Proteomic analysis of rice plasma membrane reveals proteins involved in early defense response to bacterial blight

Fang Chen
Abstract Plant plasma membrane (PM) proteins play important roles in signal transduction during defense response to an attacking pathogen. By using an improved method of PM protein preparation and PM-bound green fluorescent protein fusion protein as a visible marker, we conducted PM proteomic analysis of the rice suspension cells expressing the disease resistance gene Xa21, to identify PM components involved in the early defense response to bacterial blight (Xanthomonas oryzae pv. oryzae). A total of 20 regulated protein spots were observed on 2-D gels of PM fractions at 12 and 24,h after pathogen inoculation, of which some were differentially regulated between the incompatible and compatible interactions mediated by Xa21, with good correlation between biological repeats. Eleven protein spots with predicted functions in plant defense were identified by MS/MS, including nine putative PM-associated proteins H+ -ATPase, protein phosphatase, hypersensitive-induced response protein (OsHIR1), prohibitin (OsPHB2), zinc finger and C2 domain protein, universal stress protein (USP), and heat shock protein. OsHIR1 was modified by the microbal challenge, leading to two differentially accumulated protein spots. Transcript analysis showed that most of the genes were also regulated at transcriptional levels. Our study would provide a starting point for functionality of PM proteins in the rice defense. [source]
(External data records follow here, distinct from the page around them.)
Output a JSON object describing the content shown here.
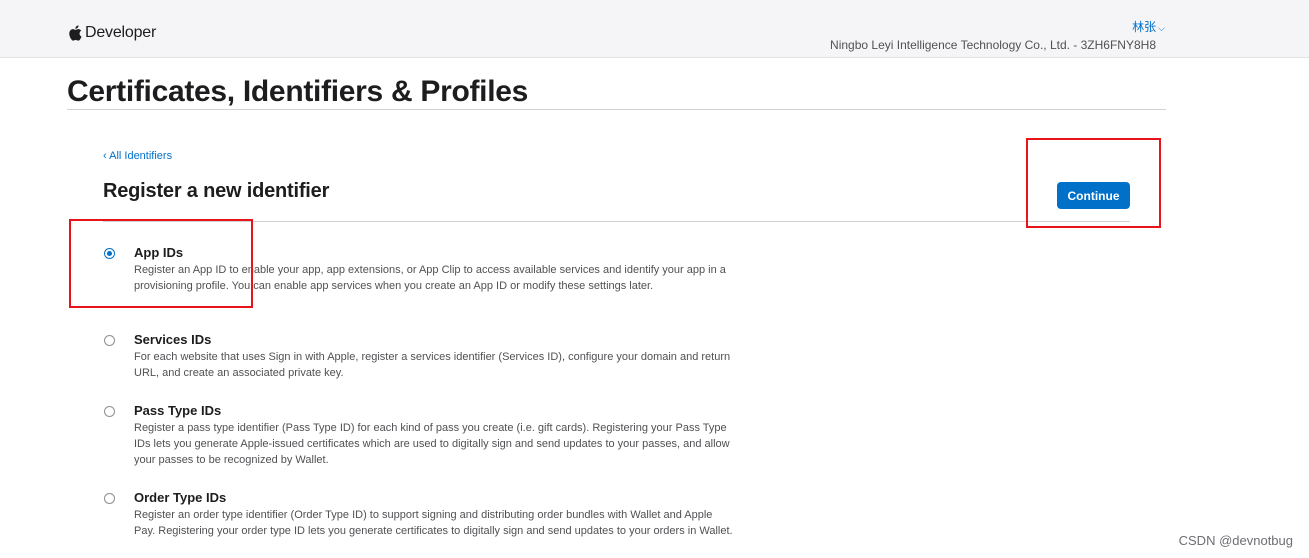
{
  "header": {
    "logo_text": "Developer",
    "user_name": "林张",
    "user_chevron": "⌵",
    "team": "Ningbo Leyi Intelligence Technology Co., Ltd. - 3ZH6FNY8H8"
  },
  "page": {
    "title": "Certificates, Identifiers & Profiles"
  },
  "content": {
    "back_link": "‹ All Identifiers",
    "section_title": "Register a new identifier",
    "continue_label": "Continue"
  },
  "options": [
    {
      "title": "App IDs",
      "description": "Register an App ID to enable your app, app extensions, or App Clip to access available services and identify your app in a provisioning profile. You can enable app services when you create an App ID or modify these settings later.",
      "selected": true
    },
    {
      "title": "Services IDs",
      "description": "For each website that uses Sign in with Apple, register a services identifier (Services ID), configure your domain and return URL, and create an associated private key.",
      "selected": false
    },
    {
      "title": "Pass Type IDs",
      "description": "Register a pass type identifier (Pass Type ID) for each kind of pass you create (i.e. gift cards). Registering your Pass Type IDs lets you generate Apple-issued certificates which are used to digitally sign and send updates to your passes, and allow your passes to be recognized by Wallet.",
      "selected": false
    },
    {
      "title": "Order Type IDs",
      "description": "Register an order type identifier (Order Type ID) to support signing and distributing order bundles with Wallet and Apple Pay. Registering your order type ID lets you generate certificates to digitally sign and send updates to your orders in Wallet.",
      "selected": false
    }
  ],
  "watermark": "CSDN @devnotbug",
  "colors": {
    "accent": "#0070c9",
    "highlight_box": "#e8141a"
  }
}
Melatonin increases activities of glutathione peroxidase and superoxide dismutase in fetal rat brain

Yuji Okatani
Melatonin is a powerful scavenger of oxygen free radicals. In humans, melatonin is rapidly transferred from the maternal to the fetal circulation. To investigate whether or not maternal melatonin administration can protect the fetal rat brain from radical-induced damage by increasing the activities of antioxidant enzymes, we administered melatonin to pregnant rats on day 20 of gestation. Melatonin (10 mg/kg) was injected intraperitoneally at daytime (14:00 hr) and, to remove the fetuses, a laparotomy was performed at 1, 2, or 3 hr after its administration. We measured the melatonin concentration in the maternal serum and in fetal brain homogenates and determined the activities of superoxide dismutase (SOD) and glutathione peroxidase (GSH-Px) in fetal brain homogenates. Melatonin administration markedly increased melatonin concentrations in the maternal serum and fetal brain homogenates, with peak levels achieved 1 hr after melatonin administration (serum: 538.2±160.7 pM/mL; brain homogenates: 13.8±2.8 pM/mg protein). Between 1 and 3 hr after melatonin administration, GSH-Px activity in fetal brain homogenates increased significantly (P<0.01). Similarly, SOD activity increased significantly between 1 and 2 hr after melatonin administration (P<0.01). These results indicate that melatonin administration to the mother increases antioxidant enzyme activities in the fetal brain and may thereby provide indirect protection against free radical injury. Thus, melatonin may potentially be useful in the treatment of neurodegenerative conditions that may involve excessive free radical production, such as fetal hypoxia and preeclampsia. [source]